Product: JICO Morita wood stylus VN5x Kurogaki for Shure V15
Manufacturer: JICO - Japan
Price: US$ 120 + shipping - (Currency conversion)
Reviewer: Richard Varey - TNT New Zealand
Reviewed: February, 2020
In another first for me, I've been auditioning a carved wood cantilever stylus. And I should warn readers of an otherwise disposition that my review report is inspired by poetic sentiment.
Soon after my very satisfying experience with the JICO SAS Stylus 1 and the SETO-HORI cartridge, the company announced a new hand-made stylus upgrade for the Shure V15VxMR (and VN5xMR) cartridge. I was enthralled with the art and tradition of the hand-made SETO-HORI by JICO and so I was excited to try out this rather exotic product.
The VN5x Kurogaki has a Black Persimmon cantilever with a Conical tip. The recommended tracking force is 0.75-1.25 g, and the playing life is approximately 200+ hours. It's 100% custom designed by one of the long-serving craftsmen at JICO, Kotaro Morita. To celebrate his longtime contribution to the company's line of products, they named the range in his honor. The range is available for the Shure V15 Type III, V15 Type IV, V15/V, and V15VxMR, and the M44G/M44-760 cartridges.
Other pickup styli are made with a metal cantilever, which makes the Morita stylus unique. Black Persimmon, (aka Kurogaki in Japanese) refers to the Ebony genus Diospyros, and is used for paneling in traditional Korean and Japanese furniture. Diospyros kaki (Asian Persimmon, Japanese Persimmon) is the commercially most important Persimmon, and is native to Japan, China, and Korea. In North America, the lightly colored, fine-grained wood of D. virginiana is used to manufacture billiard cues and textile shuttles. Persimmon is also used to produce the shafts of some musical percussion mallets and drumsticks.
The slender hand-turned cantilever of the Morita is extremely fragile compared to other materials such as Aluminum, which is generally the material used for cantilevers. I have a (mild) fear of damaging any stylus. I've seen a few bent ones, and I can't recall ever actually breaking one, but in this case the idea of a handcrafted wooden cantilever seems almost too delicate for practical use. Yet, it works wonderfully.
With such a low tracking force, I experienced some tricky tracking, and had to remove the anti-skate weight on my The Wand Plus tonearm. A mildly warped record was almost unplayable. I checked to find that the tracking force of the V15VxMR with the original stylus is a more familiar 1.5-1.75 g.

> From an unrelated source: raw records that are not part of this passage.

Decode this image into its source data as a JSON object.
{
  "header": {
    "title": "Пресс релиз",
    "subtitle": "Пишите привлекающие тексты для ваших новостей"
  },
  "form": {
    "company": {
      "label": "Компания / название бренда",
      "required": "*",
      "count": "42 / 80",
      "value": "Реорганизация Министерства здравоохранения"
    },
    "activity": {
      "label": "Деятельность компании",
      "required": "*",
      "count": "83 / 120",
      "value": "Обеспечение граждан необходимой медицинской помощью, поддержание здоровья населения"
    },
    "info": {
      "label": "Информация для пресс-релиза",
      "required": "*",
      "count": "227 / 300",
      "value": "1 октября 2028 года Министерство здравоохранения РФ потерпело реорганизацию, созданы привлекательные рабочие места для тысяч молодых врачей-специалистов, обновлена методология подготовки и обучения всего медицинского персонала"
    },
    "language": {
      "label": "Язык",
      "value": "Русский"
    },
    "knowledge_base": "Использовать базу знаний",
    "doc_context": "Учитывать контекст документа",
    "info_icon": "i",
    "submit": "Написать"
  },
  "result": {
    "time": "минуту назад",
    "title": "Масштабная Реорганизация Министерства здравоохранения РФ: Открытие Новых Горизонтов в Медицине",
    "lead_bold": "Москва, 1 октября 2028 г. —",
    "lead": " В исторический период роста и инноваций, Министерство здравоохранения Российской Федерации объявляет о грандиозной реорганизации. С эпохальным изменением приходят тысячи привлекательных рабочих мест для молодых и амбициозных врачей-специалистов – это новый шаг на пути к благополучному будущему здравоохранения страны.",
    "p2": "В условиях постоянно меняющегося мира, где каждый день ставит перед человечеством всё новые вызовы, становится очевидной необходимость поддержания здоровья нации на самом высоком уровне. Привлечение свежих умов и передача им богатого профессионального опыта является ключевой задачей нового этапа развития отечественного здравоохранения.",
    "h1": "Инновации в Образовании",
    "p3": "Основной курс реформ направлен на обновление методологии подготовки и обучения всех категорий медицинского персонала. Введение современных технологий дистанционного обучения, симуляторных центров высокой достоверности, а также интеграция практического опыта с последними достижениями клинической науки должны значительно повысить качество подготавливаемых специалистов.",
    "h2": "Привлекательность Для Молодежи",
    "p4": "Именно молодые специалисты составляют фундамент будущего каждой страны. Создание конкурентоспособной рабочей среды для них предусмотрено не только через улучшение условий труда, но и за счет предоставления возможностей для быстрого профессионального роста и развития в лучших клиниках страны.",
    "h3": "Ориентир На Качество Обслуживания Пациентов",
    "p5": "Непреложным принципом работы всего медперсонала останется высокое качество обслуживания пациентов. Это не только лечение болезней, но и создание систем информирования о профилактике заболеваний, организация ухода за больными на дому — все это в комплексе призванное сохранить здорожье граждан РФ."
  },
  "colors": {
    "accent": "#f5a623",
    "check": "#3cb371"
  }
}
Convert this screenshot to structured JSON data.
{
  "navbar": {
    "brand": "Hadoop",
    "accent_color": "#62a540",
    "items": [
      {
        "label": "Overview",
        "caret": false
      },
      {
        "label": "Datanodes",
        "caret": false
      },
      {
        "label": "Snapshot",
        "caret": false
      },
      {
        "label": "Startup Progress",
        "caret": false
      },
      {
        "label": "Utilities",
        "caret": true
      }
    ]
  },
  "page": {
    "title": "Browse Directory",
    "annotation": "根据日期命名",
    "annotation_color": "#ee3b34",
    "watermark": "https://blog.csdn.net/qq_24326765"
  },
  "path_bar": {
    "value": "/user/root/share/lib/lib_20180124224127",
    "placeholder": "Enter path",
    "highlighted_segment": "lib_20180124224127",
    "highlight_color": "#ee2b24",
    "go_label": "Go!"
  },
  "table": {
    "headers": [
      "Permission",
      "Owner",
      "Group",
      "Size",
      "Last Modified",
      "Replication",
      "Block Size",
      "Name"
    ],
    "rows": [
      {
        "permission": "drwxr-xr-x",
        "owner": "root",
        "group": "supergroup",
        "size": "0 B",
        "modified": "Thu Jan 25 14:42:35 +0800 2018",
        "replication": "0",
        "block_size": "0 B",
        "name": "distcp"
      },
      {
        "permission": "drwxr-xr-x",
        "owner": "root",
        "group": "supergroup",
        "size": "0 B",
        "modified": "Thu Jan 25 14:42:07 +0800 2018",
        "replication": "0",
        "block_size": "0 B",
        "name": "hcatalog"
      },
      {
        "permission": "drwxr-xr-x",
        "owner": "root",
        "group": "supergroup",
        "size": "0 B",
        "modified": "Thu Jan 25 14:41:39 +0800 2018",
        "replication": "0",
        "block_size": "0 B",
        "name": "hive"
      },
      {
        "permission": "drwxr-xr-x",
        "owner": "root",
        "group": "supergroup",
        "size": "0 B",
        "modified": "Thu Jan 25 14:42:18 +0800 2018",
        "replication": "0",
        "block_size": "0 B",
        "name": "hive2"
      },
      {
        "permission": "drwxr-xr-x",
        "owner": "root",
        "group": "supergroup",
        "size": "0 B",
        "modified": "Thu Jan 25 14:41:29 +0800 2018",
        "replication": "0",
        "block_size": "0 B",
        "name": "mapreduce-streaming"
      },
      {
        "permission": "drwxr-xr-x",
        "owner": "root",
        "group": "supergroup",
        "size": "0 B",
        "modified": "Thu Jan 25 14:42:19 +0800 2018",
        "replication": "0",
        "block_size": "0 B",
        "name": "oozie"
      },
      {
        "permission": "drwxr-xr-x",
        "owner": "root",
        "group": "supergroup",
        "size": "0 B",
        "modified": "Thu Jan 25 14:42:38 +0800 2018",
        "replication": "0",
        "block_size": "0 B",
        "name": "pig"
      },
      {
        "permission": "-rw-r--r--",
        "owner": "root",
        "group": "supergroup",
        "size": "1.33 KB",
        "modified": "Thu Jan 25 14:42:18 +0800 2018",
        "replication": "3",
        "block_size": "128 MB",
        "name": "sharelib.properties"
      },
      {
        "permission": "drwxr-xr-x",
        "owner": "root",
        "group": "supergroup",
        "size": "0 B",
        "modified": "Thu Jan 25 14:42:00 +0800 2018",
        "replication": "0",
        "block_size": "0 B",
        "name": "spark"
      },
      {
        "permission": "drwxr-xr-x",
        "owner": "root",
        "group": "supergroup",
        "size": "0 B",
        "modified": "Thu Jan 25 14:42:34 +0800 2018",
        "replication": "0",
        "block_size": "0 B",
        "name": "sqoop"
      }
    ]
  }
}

I also thought about the recommended lifespan of 200 hours compared with the typical 1,000 hours of a metal cantilever before needing re-tipping or replacement. Keeping records and stylus tip scrupulously clean prolongs the life. Wear manifests in a loss of detail and a dulling of dynamics. A worn stylus just doesn't sound right.
So, clearly the Morita is not an everyday workhouse product. The full story of the creation of this unusual stylus and the lineup of Kurogaki stylii can be found on the JICO website: https://www.jico-stylus.com/morita-kurogaki/ and https://www.jico-stylus.com/2019/11/morita-olympus/.
The sound quality is smooth, with clear and deep solid bass and full-bodied mid-range, with both a delicacy and weight that is tonally rich. It's quite different to what I've heard with metal cantilevers, and highly enjoyable. The "softer" charm of the sound quality is hard to resist. By softer, I mean more like a traditional musical instrument than the latest hi-tech machine. The tip profile isn't too forgiving of noisy discs, but with a clean record in great condition, the sound is superbly dynamic and engaging. It's especially captivating with stripped-down simple recordings with lots of soundstage ambiance.
There's a saying in English that a performance which lacks feeling and emotion, and is thus unrealistic and unnatural, is "wooden". I can't say that about the Morita Kurogaki. The wood may be grown in cold conditions, yet it's sonic performance is warmly welcoming. The Morita has a truly attractive force, summoning forth a living soundscape from its intimate mechanical interaction with the poly-vinyl chloride record surface.
I can't help thinking that just like a scarce fine single malt whisky (such as the Yamazaki brand), which may also have been crafted in Japan, the Morita Kurogaki is a very special transducer for those very special listening sessions. With masterly music impressed on a superior disc, and my full listening attention, this V15VxMR/Kurogaki combo invokes sheer musical magic. It seems to me that this stylus has been produced by Mr Morita as the artistic expression of his quiet craftsmanship and dedication. That is special in a world of mass mechanization and standardization.
This is indeed new to me. This is audiophile exotica.
© 2020 Richard Varey - email@example.com - www.tnt-audio.com